Since the skin is constantly exposed to harmful external factors, it is doubly disadvantaged compared to other organs because it is exposed to both the internal (i.e. the skin is subject to both the ageing process associated with the passage of years and ageing caused by harmful environmental factors), e.g. UV radiation, pollution, changes in temperature and humidity as well as tobacco consumption, stress, malnutrition, etc. Skin ageing manifests itself in different ways: Dehydration, loss of elasticity and structure, atrophy, sagging, vulnerability, pallor, yellowing, appearance of brown spots and wrinkles.

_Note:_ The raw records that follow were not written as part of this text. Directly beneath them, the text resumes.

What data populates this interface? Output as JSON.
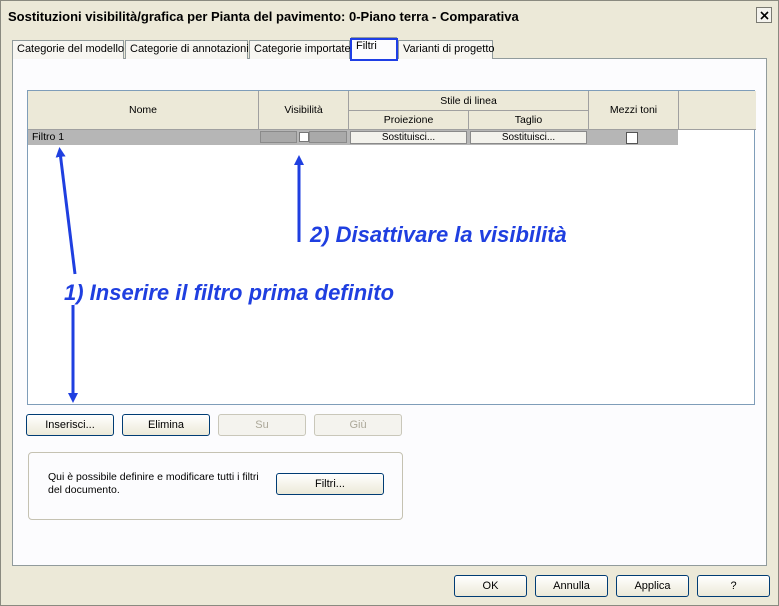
{
  "window": {
    "title": "Sostituzioni visibilità/grafica per Pianta del pavimento: 0-Piano terra - Comparativa"
  },
  "tabs": [
    {
      "label": "Categorie del modello"
    },
    {
      "label": "Categorie di annotazioni"
    },
    {
      "label": "Categorie importate"
    },
    {
      "label": "Filtri",
      "active": true
    },
    {
      "label": "Varianti di progetto"
    }
  ],
  "grid": {
    "headers": {
      "name": "Nome",
      "visibility": "Visibilità",
      "line_style": "Stile di linea",
      "projection": "Proiezione",
      "cut": "Taglio",
      "halftone": "Mezzi toni"
    },
    "rows": [
      {
        "name": "Filtro 1",
        "projection": "Sostituisci...",
        "cut": "Sostituisci...",
        "halftone": false
      }
    ]
  },
  "buttons": {
    "insert": "Inserisci...",
    "delete": "Elimina",
    "up": "Su",
    "down": "Giù"
  },
  "filters_group": {
    "text": "Qui è possibile definire e modificare tutti i filtri del documento.",
    "button": "Filtri..."
  },
  "footer": {
    "ok": "OK",
    "cancel": "Annulla",
    "apply": "Applica",
    "help": "?"
  },
  "annotations": {
    "step1": "1) Inserire il filtro prima definito",
    "step2": "2) Disattivare la visibilità",
    "color": "#1f3fe0"
  }
}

Several molecular and cellular mechanisms involved in both internal and external ageing jointly influence the appearance of our skin: Deficiencies in the renewal of keratinocytes (cells of the epidermis), decline in the synthesis of collagen and elastin molecules (macromolecules that help form the house structure and are produced by specialised cells called fibroblasts), damage to collagen and elastin molecules by metalloproteases (degradation enzymes activated by UV rays), Alteration of the skin’s components by oxygen free radicals, as well as glycation products (two types of toxic molecules relentlessly produced by our metabolism), water loss (dehydration), deficient lipid production (brittleness), decrease in the vascularisation of the dermal papillae (paleness, yellowing), disorders of melanin synthesis (hyper- or hypopigmentation), etc.
Sun exposure is known to be the environmental factor that most accelerates skin ageing. This is why researchers in the cosmetics industry originally focused on developing efficient sunscreens and incorporating them into cosmetics.
A comprehensive therapeutic approach…
The skin is the organ in which the progression of changes caused by internal or external ageing, as well as their development under the influence of topical or parenteral therapeutic interventions, can best be observed because the skin is directly accessible for observation. Sun exposure is known to be the environmental factor that most accelerates skin ageing. This is why researchers in the cosmetics industry originally focused on developing efficient sunscreens and incorporating them into cosmetics. Thanks to the progress made in understanding the basic mechanisms for skin ageing, more sophisticated anti-ageing strategies are increasingly being developed.
A global therapeutic approach is required to effectively combat skin degradation due to ageing and sun exposure. The treatment of mature skin must take into account all the mechanisms involved in skin ageing, such as epidermal cell regeneration, synthesis and decay of extracellular matrix molecules, lipid-moisture balance, oxidation, glycation, pigmentation, etc. The therapeutic effect of many compounds (retinoids, antioxidants, glycation inhibitors, growth factors, peptides, lipids, anti-inflammatories, polyhydroxy acids, melanogenesis inhibitors, vitamins, minerals) on certain aspects of skin ageing has been scientifically proven. These active ingredients with often synergistic properties are now added to cosmetic products.
Cosmetics and cosmeceuticals
Unlike cosmetics, namely products that aim to improve the appearance of the skin immediately but only temporarily thanks to their aesthetic properties, cosmeceuticals contain ingredients with scientifically proven biological properties that act actively on the skin beyond the application period. Currently, a rich range of cosmeceutical preparations with varying degrees of clinical efficacy are offered to eliminate wrinkles and restore the skin’s key youthful properties. Cosmeceutical innovations are developing in parallel with the discovery of the complex relationships between the physiology of the skin and the biological mechanisms of ageing. At the same time, the development of new measurement methods enables the precise evaluation of the eventual benefits of age-fighting products, so that consumers can also be sure that these cosmeceutical preparations really do meet their expectations in all respects with regard to prolonging or restoring the skin’s youth.